In the eloquent style of American Idol judge Randy Jackson, this afternoon over 150 writers and union supporters marched in front of the show's production company FremantleMedia North America to let them know that substandard wages and working conditions just ain't right, "dog."
Although Randy might say our chants were a bit "pitchy," we were there to deliver an important message: as the producer of TV's top-rated show, which makes them over $1 billion annually, Fremantle should do the right thing when it comes to its talented writing and production staffs.
In addition to Idol, Fremantle produces many other network primetime programs, including Million Dollar Password for CBS, Farmer Wants a Wife for the CW and America’s Got Talent for NBC. In 2007, Fremantle produced more than 1,000 hours of television in the United States. And while Fremantle profits so handsomely from Idol and other shows it produces, the writers and other workers who make these shows successful do not. Workers on Fremantle shows have reported serious workplace issues such as the withholding of overtime pay, and failure to provide meal or rest breaks. Many Fremantle workers do not receive benefits that are standard in the entertainment industry including minimum compensation, health insurance or retirement benefits.
It's all part of the sweat-shop atmosphere fostered by many producers of reality TV -- as they routinely work their employees round-the clock, they make one message clear: complain, and you'll simply be fired. One rally speaker today, former Idol production assistant Justin Buckles, calculated that, as he routinely worked 17- or even 20-hour days, his $550 per week flat fee salary worked out to about $4.50 per hour -- well below California's legal minimum wage.

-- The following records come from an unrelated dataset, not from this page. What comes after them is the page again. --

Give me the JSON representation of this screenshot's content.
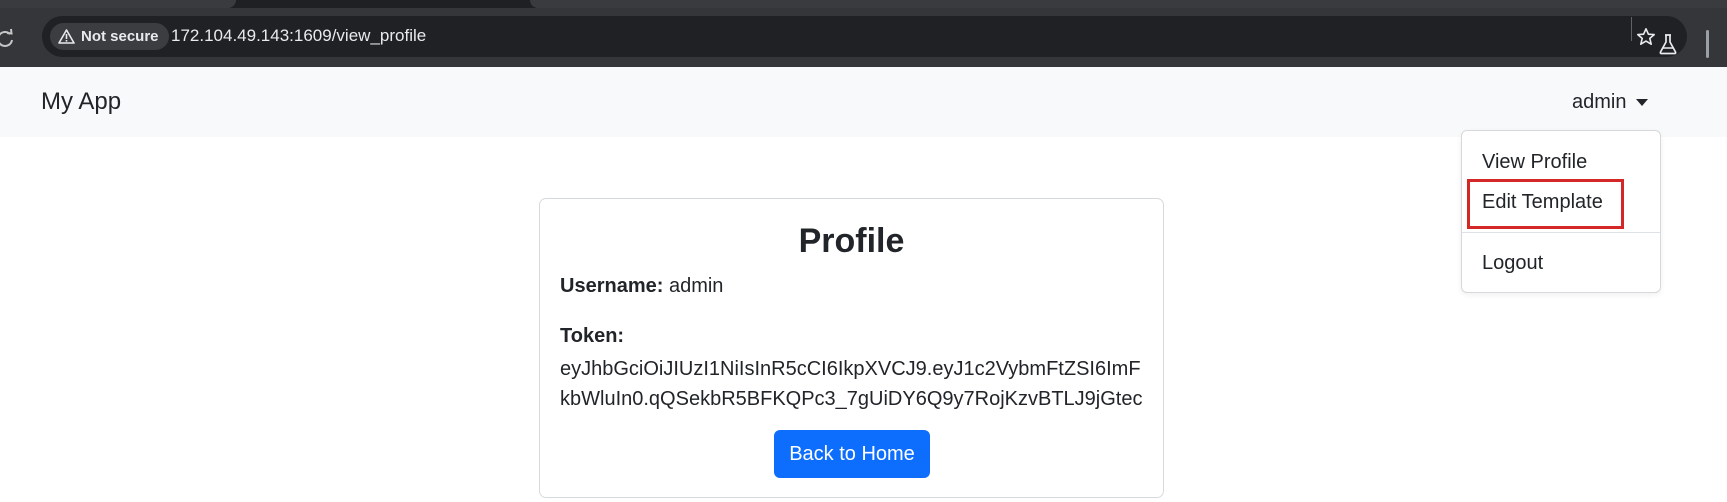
{
  "browser": {
    "security_label": "Not secure",
    "url": "172.104.49.143:1609/view_profile"
  },
  "navbar": {
    "brand": "My App",
    "user": "admin"
  },
  "dropdown": {
    "items": [
      "View Profile",
      "Edit Template",
      "Logout"
    ],
    "highlighted_item": "Edit Template",
    "highlight_color": "#d42727"
  },
  "profile": {
    "title": "Profile",
    "username_label": "Username:",
    "username_value": "admin",
    "token_label": "Token:",
    "token_value": "eyJhbGciOiJIUzI1NiIsInR5cCI6IkpXVCJ9.eyJ1c2VybmFtZSI6ImFkbWluIn0.qQSekbR5BFKQPc3_7gUiDY6Q9y7RojKzvBTLJ9jGtec",
    "back_button": "Back to Home"
  },
  "colors": {
    "primary": "#0d6efd",
    "navbar_bg": "#f8f9fa",
    "chrome_bg": "#35363a"
  }
}
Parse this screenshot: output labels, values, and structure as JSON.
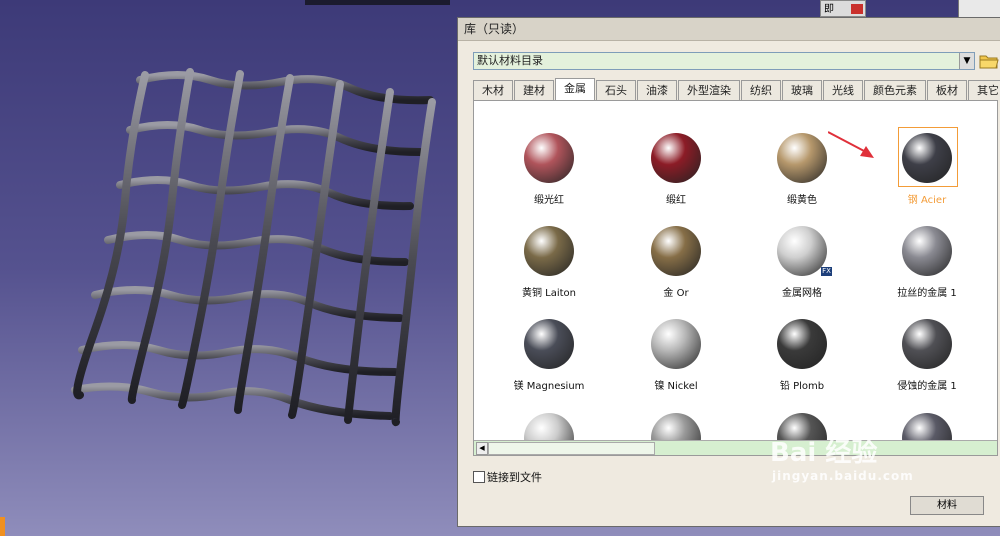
{
  "dialog": {
    "title": "库（只读）",
    "catalog": "默认材料目录",
    "tabs": [
      "木材",
      "建材",
      "金属",
      "石头",
      "油漆",
      "外型渲染",
      "纺织",
      "玻璃",
      "光线",
      "颜色元素",
      "板材",
      "其它"
    ],
    "active_tab": "金属",
    "link_label": "链接到文件",
    "bottom_button": "材料"
  },
  "mini_window": {
    "label": "即"
  },
  "materials": [
    {
      "label": "缎光红",
      "color": "#b0545b"
    },
    {
      "label": "缎红",
      "color": "#8c1c26"
    },
    {
      "label": "缎黄色",
      "color": "#b6986c"
    },
    {
      "label": "钢 Acier",
      "color": "#3e3f48",
      "selected": true
    },
    {
      "label": "黄铜 Laiton",
      "color": "#7a6a48"
    },
    {
      "label": "金 Or",
      "color": "#866e47"
    },
    {
      "label": "金属网格",
      "color": "#cfcfcf",
      "fx": "FX"
    },
    {
      "label": "拉丝的金属 1",
      "color": "#8a8a92"
    },
    {
      "label": "镁 Magnesium",
      "color": "#4a4d58"
    },
    {
      "label": "镍 Nickel",
      "color": "#b8b8b8"
    },
    {
      "label": "铅 Plomb",
      "color": "#3a3a3a"
    },
    {
      "label": "侵蚀的金属 1",
      "color": "#505055"
    }
  ],
  "watermark": {
    "main": "Bai 经验",
    "sub": "jingyan.baidu.com"
  },
  "colors": {
    "selection": "#f39c38",
    "arrow": "#e0303a",
    "background": "#48458a"
  },
  "icons": [
    "folder-icon",
    "arrow-pointer-icon",
    "baidu-paw-icon",
    "mesh-model"
  ]
}
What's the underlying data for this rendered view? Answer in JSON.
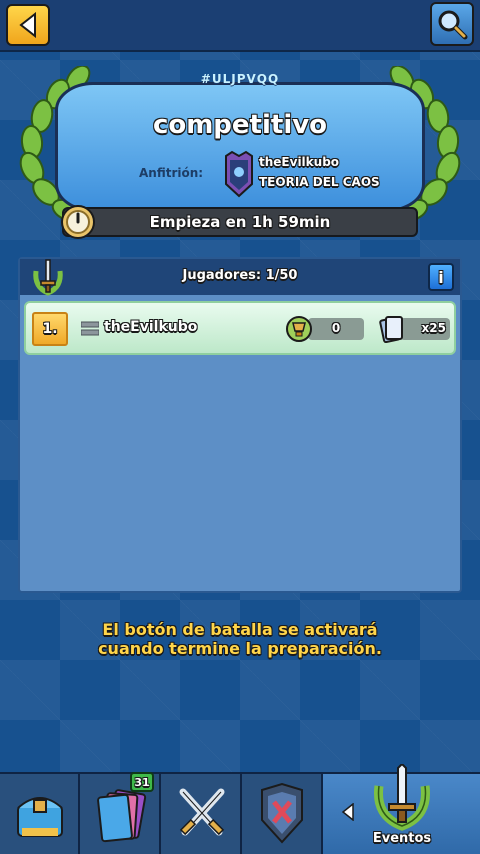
{
  "header": {
    "back_icon": "back-arrow-icon",
    "search_icon": "search-icon"
  },
  "tournament": {
    "tag": "#ULJPVQQ",
    "name": "competitivo",
    "host_label": "Anfitrión:",
    "host_name": "theEvilkubo",
    "host_clan": "TEORIA DEL CAOS",
    "countdown": "Empieza en 1h 59min"
  },
  "players_panel": {
    "title": "Jugadores: 1/50",
    "info_label": "i",
    "players": [
      {
        "rank": "1.",
        "name": "theEvilkubo",
        "trophies": "0",
        "cards": "x25"
      }
    ]
  },
  "notice": "El botón de batalla se activará cuando termine la preparación.",
  "nav": {
    "cards_badge": "31",
    "events_label": "Eventos",
    "active": "Eventos"
  },
  "colors": {
    "background": "#17518f",
    "banner": "#5ba9eb",
    "accent_gold": "#ffd54a",
    "player_row": "#d3f3dc",
    "nav_active": "#3f7cbd"
  }
}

Another speaker, Ro DiSalvo, said it was particularly fitting to return to New York, where her Italian immigrant grandmother had worked as a seamstress in a sweat shop; as a writer on Fremantle's game show Temptation, she experienced the 21st Century equivalent. DiSalvo was refused even meal breaks, as she and her coworkers rushed to film 170 shows in 8 weeks. "Remember what it was like in college to pull an all-nighter," she explained. "Now imagine doing that every day for months."
All four of Temptation's writers eventually walked off the job -- and were quickly replaced. But in April of this year, eight former employees of Fremantle, the majority from American Idol, filed more than $250,000 in wage and hour claims with the California Department of Labor Standards Enforcement alleging failure to pay overtime.
With the "American Idol Truth Tour," the Writers' Guild is taking a much more fun approach in appealing to Fremantle to end workplace practices which are, let's face it, more wrong than William Hung's version of "She Bangs." In a thankfully now typical show of solidarity between the two branches of the Guild, East president Michael Winship and West president Patric Verrone appeared together at today's rally, after Verrone traveled the entire route of Idol's audition tour for the upcoming season, bringing the Guild's message to all of the show's tryout sites this season, in San Francisco, Phoenix, San Juan, Jacksonville and East Rutherford, NJ.
Today's stop in front of Fremantle's offices in New York City represented the end of the line -- for now. The funk band which had played throughout the rally on this sweaty afternoon wrapped its last number, and it was time to temporarily deflate the giant rat which has become de rigeur for any well-appointed picket line these days. Symbolically staring up at the 9th floor of the Ziff Davis building on 28th Street, we protesters vowed to continue the fight.
But for now, "Writers Guild... OUT!"
For more information, or to get involved, please visit http://www.truthaboutfremantle.com/.